**Data provided**
┄┄┄┄┄┄
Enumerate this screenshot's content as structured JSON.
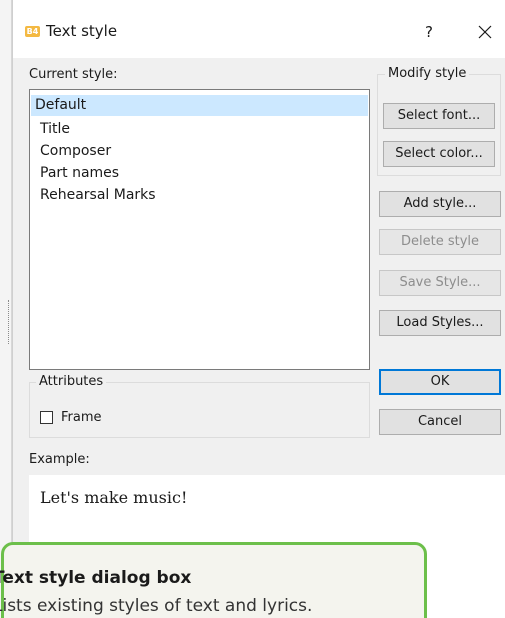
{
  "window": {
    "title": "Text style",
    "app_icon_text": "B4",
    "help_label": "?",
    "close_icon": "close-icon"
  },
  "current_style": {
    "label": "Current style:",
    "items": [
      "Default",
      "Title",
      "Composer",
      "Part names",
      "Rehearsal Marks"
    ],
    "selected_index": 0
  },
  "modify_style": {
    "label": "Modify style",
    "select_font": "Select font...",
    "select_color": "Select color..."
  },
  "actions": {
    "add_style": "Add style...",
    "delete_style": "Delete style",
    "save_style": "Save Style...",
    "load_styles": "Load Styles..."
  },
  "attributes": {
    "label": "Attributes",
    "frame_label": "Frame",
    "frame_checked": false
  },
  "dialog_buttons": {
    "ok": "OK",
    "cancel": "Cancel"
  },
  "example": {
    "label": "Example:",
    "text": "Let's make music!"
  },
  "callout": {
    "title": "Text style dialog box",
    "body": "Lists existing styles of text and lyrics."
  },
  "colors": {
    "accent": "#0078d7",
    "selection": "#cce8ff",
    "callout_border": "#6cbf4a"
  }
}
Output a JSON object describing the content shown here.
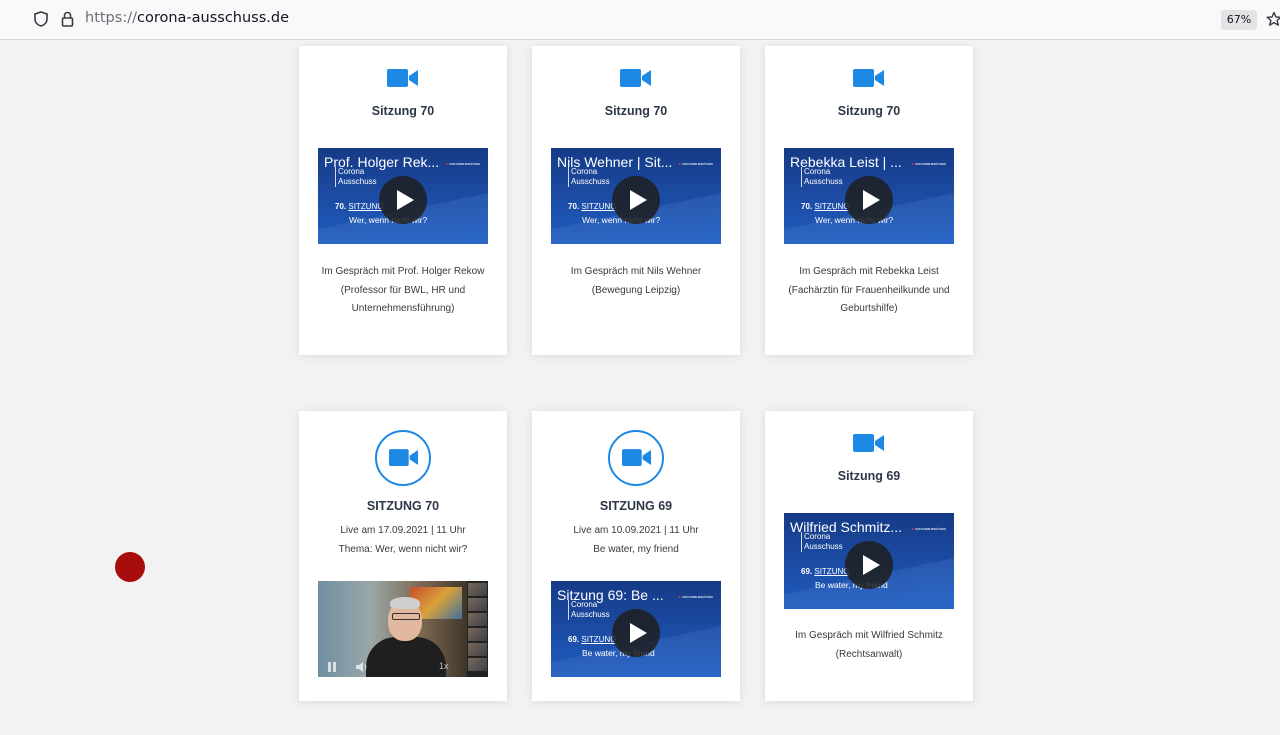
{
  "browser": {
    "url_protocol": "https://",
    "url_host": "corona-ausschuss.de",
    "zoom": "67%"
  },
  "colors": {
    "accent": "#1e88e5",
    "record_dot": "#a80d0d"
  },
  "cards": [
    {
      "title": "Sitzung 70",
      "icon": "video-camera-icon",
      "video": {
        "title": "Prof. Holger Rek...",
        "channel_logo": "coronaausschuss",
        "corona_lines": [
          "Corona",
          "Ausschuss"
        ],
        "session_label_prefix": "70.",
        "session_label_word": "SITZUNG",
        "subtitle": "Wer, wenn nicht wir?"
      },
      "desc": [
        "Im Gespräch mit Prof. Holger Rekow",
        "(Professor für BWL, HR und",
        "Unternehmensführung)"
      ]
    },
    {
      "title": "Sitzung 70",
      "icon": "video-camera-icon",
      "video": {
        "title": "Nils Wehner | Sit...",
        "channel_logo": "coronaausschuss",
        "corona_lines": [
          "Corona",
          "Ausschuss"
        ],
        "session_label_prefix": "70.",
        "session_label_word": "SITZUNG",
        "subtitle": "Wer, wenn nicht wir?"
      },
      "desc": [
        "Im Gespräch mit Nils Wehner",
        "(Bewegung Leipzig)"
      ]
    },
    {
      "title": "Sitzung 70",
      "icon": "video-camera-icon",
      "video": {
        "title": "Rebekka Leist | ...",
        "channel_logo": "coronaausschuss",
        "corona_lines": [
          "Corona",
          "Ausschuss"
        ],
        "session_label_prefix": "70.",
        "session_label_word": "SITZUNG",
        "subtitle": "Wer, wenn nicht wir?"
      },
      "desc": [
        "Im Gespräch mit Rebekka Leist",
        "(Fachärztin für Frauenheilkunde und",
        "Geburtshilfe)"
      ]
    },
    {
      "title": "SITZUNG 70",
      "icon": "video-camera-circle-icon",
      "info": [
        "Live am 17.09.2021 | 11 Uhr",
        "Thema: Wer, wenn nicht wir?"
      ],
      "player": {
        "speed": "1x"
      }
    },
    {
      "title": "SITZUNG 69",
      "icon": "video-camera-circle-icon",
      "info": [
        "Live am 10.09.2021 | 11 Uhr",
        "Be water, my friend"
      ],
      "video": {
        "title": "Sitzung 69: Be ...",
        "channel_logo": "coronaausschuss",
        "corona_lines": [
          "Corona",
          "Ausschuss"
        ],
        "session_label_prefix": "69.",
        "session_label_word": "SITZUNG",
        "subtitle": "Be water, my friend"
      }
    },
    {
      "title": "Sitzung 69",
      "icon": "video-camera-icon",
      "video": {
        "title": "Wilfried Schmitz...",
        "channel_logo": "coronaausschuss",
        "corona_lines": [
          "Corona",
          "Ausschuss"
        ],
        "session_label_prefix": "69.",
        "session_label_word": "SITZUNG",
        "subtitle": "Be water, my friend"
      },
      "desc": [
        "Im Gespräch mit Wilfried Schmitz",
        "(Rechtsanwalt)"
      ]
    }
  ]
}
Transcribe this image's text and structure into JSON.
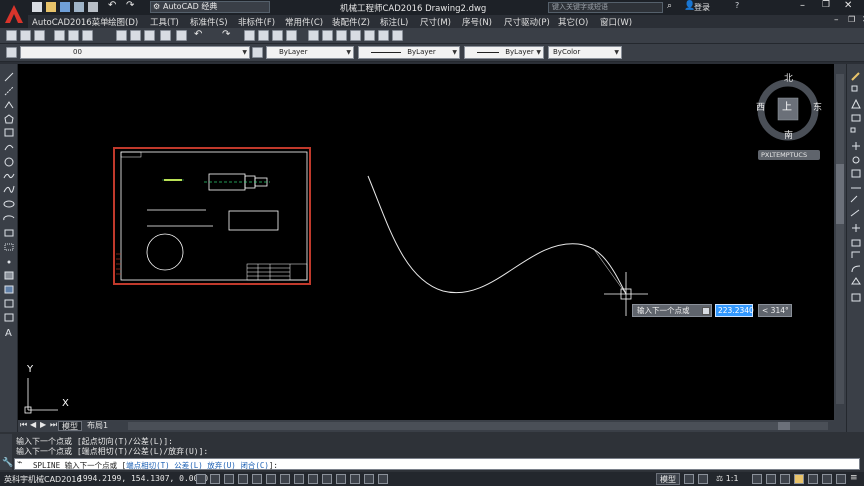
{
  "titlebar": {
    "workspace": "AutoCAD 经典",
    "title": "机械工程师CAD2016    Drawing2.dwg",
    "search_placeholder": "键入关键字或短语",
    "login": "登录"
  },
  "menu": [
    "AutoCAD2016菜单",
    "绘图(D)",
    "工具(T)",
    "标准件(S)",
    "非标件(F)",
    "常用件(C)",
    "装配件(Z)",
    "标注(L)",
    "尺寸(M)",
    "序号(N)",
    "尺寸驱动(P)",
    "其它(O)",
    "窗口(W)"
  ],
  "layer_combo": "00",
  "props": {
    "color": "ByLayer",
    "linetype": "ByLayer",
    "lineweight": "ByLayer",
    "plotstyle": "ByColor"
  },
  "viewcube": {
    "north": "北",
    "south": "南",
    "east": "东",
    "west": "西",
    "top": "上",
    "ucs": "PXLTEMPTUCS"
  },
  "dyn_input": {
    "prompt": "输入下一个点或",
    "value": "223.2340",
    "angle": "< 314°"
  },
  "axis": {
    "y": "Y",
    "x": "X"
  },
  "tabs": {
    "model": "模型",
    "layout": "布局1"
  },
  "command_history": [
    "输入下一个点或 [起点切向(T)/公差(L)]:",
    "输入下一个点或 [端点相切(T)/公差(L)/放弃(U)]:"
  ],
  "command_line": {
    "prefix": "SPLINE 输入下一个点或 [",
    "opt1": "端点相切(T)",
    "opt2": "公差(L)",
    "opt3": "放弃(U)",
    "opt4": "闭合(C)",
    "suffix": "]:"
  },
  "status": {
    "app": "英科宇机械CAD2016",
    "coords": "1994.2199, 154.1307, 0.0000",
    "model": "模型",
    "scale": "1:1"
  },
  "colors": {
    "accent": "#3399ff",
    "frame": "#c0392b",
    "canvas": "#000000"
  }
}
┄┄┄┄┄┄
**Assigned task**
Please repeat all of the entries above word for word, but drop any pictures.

**Completed exercise**
Enumerate this screenshot's content as structured JSON.
{
  "window": {
    "title": "Text style",
    "app_icon_text": "B4",
    "help_label": "?",
    "close_icon": "close-icon"
  },
  "current_style": {
    "label": "Current style:",
    "items": [
      "Default",
      "Title",
      "Composer",
      "Part names",
      "Rehearsal Marks"
    ],
    "selected_index": 0
  },
  "modify_style": {
    "label": "Modify style",
    "select_font": "Select font...",
    "select_color": "Select color..."
  },
  "actions": {
    "add_style": "Add style...",
    "delete_style": "Delete style",
    "save_style": "Save Style...",
    "load_styles": "Load Styles..."
  },
  "attributes": {
    "label": "Attributes",
    "frame_label": "Frame",
    "frame_checked": false
  },
  "dialog_buttons": {
    "ok": "OK",
    "cancel": "Cancel"
  },
  "example": {
    "label": "Example:",
    "text": "Let's make music!"
  },
  "callout": {
    "title": "Text style dialog box",
    "body": "Lists existing styles of text and lyrics."
  },
  "colors": {
    "accent": "#0078d7",
    "selection": "#cce8ff",
    "callout_border": "#6cbf4a"
  }
}
Output a JSON object describing the content shown here.
{
  "browser": {
    "url_protocol": "https://",
    "url_host": "corona-ausschuss.de",
    "zoom": "67%"
  },
  "colors": {
    "accent": "#1e88e5",
    "record_dot": "#a80d0d"
  },
  "cards": [
    {
      "title": "Sitzung 70",
      "icon": "video-camera-icon",
      "video": {
        "title": "Prof. Holger Rek...",
        "channel_logo": "coronaausschuss",
        "corona_lines": [
          "Corona",
          "Ausschuss"
        ],
        "session_label_prefix": "70.",
        "session_label_word": "SITZUNG",
        "subtitle": "Wer, wenn nicht wir?"
      },
      "desc": [
        "Im Gespräch mit Prof. Holger Rekow",
        "(Professor für BWL, HR und",
        "Unternehmensführung)"
      ]
    },
    {
      "title": "Sitzung 70",
      "icon": "video-camera-icon",
      "video": {
        "title": "Nils Wehner | Sit...",
        "channel_logo": "coronaausschuss",
        "corona_lines": [
          "Corona",
          "Ausschuss"
        ],
        "session_label_prefix": "70.",
        "session_label_word": "SITZUNG",
        "subtitle": "Wer, wenn nicht wir?"
      },
      "desc": [
        "Im Gespräch mit Nils Wehner",
        "(Bewegung Leipzig)"
      ]
    },
    {
      "title": "Sitzung 70",
      "icon": "video-camera-icon",
      "video": {
        "title": "Rebekka Leist | ...",
        "channel_logo": "coronaausschuss",
        "corona_lines": [
          "Corona",
          "Ausschuss"
        ],
        "session_label_prefix": "70.",
        "session_label_word": "SITZUNG",
        "subtitle": "Wer, wenn nicht wir?"
      },
      "desc": [
        "Im Gespräch mit Rebekka Leist",
        "(Fachärztin für Frauenheilkunde und",
        "Geburtshilfe)"
      ]
    },
    {
      "title": "SITZUNG 70",
      "icon": "video-camera-circle-icon",
      "info": [
        "Live am 17.09.2021 | 11 Uhr",
        "Thema: Wer, wenn nicht wir?"
      ],
      "player": {
        "speed": "1x"
      }
    },
    {
      "title": "SITZUNG 69",
      "icon": "video-camera-circle-icon",
      "info": [
        "Live am 10.09.2021 | 11 Uhr",
        "Be water, my friend"
      ],
      "video": {
        "title": "Sitzung 69: Be ...",
        "channel_logo": "coronaausschuss",
        "corona_lines": [
          "Corona",
          "Ausschuss"
        ],
        "session_label_prefix": "69.",
        "session_label_word": "SITZUNG",
        "subtitle": "Be water, my friend"
      }
    },
    {
      "title": "Sitzung 69",
      "icon": "video-camera-icon",
      "video": {
        "title": "Wilfried Schmitz...",
        "channel_logo": "coronaausschuss",
        "corona_lines": [
          "Corona",
          "Ausschuss"
        ],
        "session_label_prefix": "69.",
        "session_label_word": "SITZUNG",
        "subtitle": "Be water, my friend"
      },
      "desc": [
        "Im Gespräch mit Wilfried Schmitz",
        "(Rechtsanwalt)"
      ]
    }
  ]
}
Transcribe this image's text and structure into JSON.
{
  "titlebar": {
    "workspace": "AutoCAD 经典",
    "title": "机械工程师CAD2016    Drawing2.dwg",
    "search_placeholder": "键入关键字或短语",
    "login": "登录"
  },
  "menu": [
    "AutoCAD2016菜单",
    "绘图(D)",
    "工具(T)",
    "标准件(S)",
    "非标件(F)",
    "常用件(C)",
    "装配件(Z)",
    "标注(L)",
    "尺寸(M)",
    "序号(N)",
    "尺寸驱动(P)",
    "其它(O)",
    "窗口(W)"
  ],
  "layer_combo": "00",
  "props": {
    "color": "ByLayer",
    "linetype": "ByLayer",
    "lineweight": "ByLayer",
    "plotstyle": "ByColor"
  },
  "viewcube": {
    "north": "北",
    "south": "南",
    "east": "东",
    "west": "西",
    "top": "上",
    "ucs": "PXLTEMPTUCS"
  },
  "dyn_input": {
    "prompt": "输入下一个点或",
    "value": "223.2340",
    "angle": "< 314°"
  },
  "axis": {
    "y": "Y",
    "x": "X"
  },
  "tabs": {
    "model": "模型",
    "layout": "布局1"
  },
  "command_history": [
    "输入下一个点或 [起点切向(T)/公差(L)]:",
    "输入下一个点或 [端点相切(T)/公差(L)/放弃(U)]:"
  ],
  "command_line": {
    "prefix": "SPLINE 输入下一个点或 [",
    "opt1": "端点相切(T)",
    "opt2": "公差(L)",
    "opt3": "放弃(U)",
    "opt4": "闭合(C)",
    "suffix": "]:"
  },
  "status": {
    "app": "英科宇机械CAD2016",
    "coords": "1994.2199, 154.1307, 0.0000",
    "model": "模型",
    "scale": "1:1"
  },
  "colors": {
    "accent": "#3399ff",
    "frame": "#c0392b",
    "canvas": "#000000"
  }
}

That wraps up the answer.